WORK INSTRUCTIONS = Pull every line containing "boot" out of the material below.

RECORDED INFORMATION =
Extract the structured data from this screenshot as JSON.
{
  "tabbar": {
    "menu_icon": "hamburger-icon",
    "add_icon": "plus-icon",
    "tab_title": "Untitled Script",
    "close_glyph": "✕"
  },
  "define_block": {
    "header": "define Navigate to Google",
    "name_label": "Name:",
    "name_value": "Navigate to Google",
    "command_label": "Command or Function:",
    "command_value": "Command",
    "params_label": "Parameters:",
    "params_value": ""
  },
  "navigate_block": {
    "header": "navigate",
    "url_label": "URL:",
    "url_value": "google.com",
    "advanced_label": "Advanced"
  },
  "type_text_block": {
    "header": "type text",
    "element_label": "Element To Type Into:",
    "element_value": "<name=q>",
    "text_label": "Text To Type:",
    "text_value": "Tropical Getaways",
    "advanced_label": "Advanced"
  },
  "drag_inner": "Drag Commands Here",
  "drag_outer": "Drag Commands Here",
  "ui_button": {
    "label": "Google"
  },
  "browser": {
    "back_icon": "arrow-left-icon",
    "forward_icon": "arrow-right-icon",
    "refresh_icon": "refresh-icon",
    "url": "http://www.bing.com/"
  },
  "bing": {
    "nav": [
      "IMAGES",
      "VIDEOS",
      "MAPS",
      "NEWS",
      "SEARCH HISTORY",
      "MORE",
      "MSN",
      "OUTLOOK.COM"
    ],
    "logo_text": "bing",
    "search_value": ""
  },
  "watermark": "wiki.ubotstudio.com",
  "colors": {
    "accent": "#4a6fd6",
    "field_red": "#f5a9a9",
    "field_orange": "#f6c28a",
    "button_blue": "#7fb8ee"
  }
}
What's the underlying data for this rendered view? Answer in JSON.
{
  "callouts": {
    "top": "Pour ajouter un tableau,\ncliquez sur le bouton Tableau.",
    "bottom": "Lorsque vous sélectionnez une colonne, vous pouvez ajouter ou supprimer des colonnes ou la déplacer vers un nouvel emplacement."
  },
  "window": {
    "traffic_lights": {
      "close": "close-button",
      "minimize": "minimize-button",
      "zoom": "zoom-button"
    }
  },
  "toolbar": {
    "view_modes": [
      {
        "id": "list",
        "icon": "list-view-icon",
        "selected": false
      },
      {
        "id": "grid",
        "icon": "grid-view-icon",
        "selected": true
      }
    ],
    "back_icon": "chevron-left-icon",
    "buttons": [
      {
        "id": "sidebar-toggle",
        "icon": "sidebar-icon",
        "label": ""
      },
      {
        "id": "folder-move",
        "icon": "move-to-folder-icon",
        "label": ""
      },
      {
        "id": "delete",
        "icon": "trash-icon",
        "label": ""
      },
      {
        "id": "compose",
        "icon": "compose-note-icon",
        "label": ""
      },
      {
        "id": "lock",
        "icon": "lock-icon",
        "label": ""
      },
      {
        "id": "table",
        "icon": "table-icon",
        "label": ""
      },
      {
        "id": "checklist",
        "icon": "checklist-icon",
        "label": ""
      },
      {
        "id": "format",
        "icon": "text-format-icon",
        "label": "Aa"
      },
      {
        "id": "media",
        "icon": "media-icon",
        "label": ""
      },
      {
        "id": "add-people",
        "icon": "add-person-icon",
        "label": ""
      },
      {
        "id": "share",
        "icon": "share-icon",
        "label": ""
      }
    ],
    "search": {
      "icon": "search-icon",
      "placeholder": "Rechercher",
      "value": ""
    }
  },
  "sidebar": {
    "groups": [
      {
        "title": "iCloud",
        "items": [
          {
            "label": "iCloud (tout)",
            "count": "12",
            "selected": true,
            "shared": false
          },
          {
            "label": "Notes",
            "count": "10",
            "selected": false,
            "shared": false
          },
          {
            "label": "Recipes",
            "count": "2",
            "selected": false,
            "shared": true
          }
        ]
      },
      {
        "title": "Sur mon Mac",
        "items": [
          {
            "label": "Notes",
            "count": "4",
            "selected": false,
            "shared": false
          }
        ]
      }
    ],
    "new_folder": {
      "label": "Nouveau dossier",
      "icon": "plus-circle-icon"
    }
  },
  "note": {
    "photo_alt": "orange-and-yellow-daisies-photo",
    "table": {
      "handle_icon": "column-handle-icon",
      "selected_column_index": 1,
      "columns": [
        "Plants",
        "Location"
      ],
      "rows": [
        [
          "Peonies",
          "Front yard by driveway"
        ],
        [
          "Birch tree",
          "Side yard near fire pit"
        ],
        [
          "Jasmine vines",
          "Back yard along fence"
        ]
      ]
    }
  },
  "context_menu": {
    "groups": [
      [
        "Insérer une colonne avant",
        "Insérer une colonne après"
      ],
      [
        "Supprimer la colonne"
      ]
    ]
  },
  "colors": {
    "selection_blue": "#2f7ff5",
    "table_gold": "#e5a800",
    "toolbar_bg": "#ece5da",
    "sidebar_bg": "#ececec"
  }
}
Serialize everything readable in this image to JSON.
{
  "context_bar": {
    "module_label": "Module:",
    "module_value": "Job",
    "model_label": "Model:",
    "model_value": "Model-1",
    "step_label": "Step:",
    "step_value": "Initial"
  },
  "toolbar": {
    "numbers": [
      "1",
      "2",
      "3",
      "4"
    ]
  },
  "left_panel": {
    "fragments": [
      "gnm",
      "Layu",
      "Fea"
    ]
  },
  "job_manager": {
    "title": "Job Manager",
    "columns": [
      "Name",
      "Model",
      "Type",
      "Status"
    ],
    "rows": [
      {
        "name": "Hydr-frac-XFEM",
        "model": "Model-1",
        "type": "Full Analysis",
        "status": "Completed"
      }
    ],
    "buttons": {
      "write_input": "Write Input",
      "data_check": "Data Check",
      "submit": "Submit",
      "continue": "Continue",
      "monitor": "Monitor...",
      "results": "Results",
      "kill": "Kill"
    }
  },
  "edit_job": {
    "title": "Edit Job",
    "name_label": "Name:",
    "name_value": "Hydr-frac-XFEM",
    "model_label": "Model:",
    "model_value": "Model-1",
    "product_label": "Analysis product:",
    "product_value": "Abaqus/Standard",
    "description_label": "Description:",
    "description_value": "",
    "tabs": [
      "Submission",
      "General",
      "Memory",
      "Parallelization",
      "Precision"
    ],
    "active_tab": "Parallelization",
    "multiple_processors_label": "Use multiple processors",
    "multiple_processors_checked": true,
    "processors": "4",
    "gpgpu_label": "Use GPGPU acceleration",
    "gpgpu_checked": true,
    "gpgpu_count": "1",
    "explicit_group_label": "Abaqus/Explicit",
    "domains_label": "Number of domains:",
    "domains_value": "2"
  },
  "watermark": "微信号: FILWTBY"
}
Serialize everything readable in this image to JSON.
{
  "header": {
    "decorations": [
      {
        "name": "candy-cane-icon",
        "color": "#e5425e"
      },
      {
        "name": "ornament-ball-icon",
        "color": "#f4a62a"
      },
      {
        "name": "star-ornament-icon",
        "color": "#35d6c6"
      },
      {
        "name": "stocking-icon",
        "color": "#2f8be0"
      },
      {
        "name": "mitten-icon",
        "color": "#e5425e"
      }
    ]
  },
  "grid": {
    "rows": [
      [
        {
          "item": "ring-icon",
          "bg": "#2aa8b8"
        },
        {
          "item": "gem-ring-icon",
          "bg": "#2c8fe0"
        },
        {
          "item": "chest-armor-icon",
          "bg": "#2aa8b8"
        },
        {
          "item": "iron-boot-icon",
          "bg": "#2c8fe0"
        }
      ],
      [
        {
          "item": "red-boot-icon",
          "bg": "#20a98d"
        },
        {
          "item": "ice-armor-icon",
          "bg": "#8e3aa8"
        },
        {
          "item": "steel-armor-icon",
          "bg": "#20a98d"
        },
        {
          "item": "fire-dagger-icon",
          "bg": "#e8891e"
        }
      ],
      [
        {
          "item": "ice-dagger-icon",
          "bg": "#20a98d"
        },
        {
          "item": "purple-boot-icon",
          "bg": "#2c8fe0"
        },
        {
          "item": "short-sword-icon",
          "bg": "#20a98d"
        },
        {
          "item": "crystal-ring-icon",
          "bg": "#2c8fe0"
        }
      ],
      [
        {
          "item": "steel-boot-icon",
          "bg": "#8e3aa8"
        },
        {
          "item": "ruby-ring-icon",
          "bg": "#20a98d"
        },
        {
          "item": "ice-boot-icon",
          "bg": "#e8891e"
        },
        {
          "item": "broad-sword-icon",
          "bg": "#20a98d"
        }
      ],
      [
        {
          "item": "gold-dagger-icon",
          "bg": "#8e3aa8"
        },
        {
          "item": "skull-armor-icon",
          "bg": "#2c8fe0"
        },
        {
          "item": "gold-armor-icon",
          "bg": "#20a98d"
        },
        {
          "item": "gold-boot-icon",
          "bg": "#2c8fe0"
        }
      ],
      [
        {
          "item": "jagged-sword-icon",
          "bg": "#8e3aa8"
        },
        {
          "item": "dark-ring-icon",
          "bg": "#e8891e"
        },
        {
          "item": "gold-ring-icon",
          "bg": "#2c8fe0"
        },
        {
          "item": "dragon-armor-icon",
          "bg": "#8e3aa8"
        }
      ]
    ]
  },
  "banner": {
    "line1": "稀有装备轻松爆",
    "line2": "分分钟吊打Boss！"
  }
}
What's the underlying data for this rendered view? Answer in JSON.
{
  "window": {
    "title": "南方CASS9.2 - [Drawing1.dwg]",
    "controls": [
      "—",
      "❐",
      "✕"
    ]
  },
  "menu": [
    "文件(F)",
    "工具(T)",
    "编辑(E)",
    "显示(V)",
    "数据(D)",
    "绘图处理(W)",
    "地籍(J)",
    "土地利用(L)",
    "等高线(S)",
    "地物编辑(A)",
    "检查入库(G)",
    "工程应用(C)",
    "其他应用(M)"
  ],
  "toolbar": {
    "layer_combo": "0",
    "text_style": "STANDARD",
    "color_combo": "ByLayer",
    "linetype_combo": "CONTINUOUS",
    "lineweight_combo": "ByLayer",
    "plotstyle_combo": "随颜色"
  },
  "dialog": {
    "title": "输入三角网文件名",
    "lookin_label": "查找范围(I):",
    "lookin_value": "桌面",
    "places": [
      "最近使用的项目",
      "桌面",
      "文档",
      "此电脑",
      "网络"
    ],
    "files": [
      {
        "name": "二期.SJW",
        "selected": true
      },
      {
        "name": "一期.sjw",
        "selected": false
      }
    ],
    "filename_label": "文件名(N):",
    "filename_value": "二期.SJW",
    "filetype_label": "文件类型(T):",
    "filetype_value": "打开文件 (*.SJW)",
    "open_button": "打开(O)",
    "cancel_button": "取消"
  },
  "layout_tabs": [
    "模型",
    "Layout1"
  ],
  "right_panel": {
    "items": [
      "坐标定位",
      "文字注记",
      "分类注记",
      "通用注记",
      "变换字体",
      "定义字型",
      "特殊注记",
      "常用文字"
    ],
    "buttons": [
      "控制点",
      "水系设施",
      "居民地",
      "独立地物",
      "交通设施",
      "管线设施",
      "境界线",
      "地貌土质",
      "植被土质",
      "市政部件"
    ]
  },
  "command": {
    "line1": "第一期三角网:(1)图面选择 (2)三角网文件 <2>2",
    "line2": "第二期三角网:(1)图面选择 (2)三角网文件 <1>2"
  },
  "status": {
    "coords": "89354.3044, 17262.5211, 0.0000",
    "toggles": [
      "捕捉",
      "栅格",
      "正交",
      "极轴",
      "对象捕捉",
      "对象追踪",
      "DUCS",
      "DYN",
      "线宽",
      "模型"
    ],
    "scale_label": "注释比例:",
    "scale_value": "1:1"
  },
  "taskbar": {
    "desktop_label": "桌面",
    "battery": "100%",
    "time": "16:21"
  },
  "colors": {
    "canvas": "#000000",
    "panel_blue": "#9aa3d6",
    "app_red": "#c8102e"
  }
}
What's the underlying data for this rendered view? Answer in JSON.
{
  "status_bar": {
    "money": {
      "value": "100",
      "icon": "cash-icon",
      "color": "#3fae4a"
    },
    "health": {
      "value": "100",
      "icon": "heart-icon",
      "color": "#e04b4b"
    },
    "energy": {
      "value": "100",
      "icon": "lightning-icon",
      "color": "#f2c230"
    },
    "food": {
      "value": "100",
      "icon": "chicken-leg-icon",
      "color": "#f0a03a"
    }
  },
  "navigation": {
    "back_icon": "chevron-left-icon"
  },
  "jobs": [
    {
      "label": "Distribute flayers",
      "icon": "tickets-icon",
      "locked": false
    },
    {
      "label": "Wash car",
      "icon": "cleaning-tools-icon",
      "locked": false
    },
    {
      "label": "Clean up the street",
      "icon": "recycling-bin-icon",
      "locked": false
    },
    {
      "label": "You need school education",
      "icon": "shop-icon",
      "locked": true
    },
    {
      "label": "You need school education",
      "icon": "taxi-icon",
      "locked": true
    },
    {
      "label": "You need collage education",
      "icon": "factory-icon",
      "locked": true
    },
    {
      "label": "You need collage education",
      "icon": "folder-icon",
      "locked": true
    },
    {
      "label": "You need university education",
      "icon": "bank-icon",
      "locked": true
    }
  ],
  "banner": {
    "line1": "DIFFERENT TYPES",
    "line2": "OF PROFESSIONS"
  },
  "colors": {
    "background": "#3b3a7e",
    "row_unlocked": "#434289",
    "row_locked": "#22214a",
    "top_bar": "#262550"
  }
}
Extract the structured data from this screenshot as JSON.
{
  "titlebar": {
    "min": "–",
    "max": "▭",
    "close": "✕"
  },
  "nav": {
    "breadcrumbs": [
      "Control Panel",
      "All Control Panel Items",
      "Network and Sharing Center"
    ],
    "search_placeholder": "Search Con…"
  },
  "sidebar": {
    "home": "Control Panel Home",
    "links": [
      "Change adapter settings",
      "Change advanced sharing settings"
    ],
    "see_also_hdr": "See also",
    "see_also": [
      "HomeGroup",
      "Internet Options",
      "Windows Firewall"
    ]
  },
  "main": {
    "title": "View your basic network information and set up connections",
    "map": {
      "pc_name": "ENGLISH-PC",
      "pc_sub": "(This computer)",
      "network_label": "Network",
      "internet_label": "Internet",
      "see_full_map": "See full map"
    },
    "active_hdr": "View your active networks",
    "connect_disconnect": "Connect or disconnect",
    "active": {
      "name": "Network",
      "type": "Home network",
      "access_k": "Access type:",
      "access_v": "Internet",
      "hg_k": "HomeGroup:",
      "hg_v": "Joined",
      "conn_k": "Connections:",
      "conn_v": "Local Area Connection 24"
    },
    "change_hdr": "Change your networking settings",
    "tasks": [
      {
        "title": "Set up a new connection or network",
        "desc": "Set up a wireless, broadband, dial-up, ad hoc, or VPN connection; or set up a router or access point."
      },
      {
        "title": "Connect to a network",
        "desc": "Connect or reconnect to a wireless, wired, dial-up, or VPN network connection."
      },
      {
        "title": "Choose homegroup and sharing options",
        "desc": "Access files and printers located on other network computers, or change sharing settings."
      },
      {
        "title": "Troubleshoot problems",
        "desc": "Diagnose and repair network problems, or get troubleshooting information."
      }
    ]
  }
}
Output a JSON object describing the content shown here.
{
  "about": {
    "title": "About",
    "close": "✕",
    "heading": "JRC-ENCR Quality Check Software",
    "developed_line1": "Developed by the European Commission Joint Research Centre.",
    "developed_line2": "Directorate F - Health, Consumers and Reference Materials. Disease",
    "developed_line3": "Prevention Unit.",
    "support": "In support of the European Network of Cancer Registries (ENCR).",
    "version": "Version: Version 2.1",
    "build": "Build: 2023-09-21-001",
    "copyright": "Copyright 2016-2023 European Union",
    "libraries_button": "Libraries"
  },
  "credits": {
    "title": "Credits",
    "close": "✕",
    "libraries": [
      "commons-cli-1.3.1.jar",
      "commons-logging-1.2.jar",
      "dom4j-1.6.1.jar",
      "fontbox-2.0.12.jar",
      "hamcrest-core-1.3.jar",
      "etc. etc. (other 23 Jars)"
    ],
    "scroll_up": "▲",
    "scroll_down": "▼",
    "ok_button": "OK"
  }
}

SOLVED EXERCISE =
          "item": "iron-boot-icon",
          "item": "red-boot-icon",
          "item": "purple-boot-icon",
          "item": "steel-boot-icon",
          "item": "ice-boot-icon",
          "item": "gold-boot-icon",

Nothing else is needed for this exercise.